Records shown:
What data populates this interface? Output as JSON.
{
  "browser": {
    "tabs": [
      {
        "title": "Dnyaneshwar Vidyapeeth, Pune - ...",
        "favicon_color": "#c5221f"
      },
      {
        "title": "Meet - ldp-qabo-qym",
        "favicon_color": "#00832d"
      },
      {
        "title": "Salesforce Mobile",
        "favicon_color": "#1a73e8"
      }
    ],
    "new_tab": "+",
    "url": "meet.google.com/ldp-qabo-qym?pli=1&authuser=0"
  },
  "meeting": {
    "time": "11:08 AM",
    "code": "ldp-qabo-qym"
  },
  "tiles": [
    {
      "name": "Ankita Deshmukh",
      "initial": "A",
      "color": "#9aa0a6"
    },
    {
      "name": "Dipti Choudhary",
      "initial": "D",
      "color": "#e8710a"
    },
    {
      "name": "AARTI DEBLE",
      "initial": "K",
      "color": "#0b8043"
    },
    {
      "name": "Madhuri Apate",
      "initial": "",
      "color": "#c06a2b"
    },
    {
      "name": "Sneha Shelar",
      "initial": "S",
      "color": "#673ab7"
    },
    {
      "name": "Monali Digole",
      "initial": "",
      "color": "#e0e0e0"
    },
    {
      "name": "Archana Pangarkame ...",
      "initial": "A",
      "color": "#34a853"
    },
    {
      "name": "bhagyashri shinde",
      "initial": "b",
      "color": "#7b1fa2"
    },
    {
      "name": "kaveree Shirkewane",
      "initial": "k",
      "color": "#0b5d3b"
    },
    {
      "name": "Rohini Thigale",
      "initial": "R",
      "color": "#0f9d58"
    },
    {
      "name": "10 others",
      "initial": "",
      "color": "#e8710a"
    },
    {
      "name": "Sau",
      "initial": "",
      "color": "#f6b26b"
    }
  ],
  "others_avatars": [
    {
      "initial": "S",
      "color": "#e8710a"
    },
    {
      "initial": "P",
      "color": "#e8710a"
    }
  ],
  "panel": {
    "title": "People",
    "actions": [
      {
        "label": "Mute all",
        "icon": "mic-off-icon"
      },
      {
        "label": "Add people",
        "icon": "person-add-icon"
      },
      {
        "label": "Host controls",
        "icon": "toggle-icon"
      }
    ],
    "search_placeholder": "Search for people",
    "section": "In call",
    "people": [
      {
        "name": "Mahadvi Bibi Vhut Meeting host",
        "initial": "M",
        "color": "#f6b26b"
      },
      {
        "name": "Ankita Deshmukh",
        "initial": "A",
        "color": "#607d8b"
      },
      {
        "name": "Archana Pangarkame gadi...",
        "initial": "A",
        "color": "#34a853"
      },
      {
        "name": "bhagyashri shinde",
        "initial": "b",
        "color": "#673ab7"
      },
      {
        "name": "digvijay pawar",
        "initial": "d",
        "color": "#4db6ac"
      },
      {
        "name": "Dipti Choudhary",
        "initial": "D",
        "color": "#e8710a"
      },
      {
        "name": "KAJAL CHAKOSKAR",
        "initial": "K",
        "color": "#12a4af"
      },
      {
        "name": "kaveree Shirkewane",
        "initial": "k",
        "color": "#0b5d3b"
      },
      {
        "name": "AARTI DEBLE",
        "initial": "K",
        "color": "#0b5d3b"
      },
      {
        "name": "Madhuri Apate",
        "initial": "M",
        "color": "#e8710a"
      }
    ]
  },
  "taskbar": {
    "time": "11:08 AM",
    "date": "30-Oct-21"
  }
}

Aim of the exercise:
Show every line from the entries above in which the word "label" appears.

Solution for this task:
        "label": "Mute all",
        "label": "Add people",
        "label": "Host controls",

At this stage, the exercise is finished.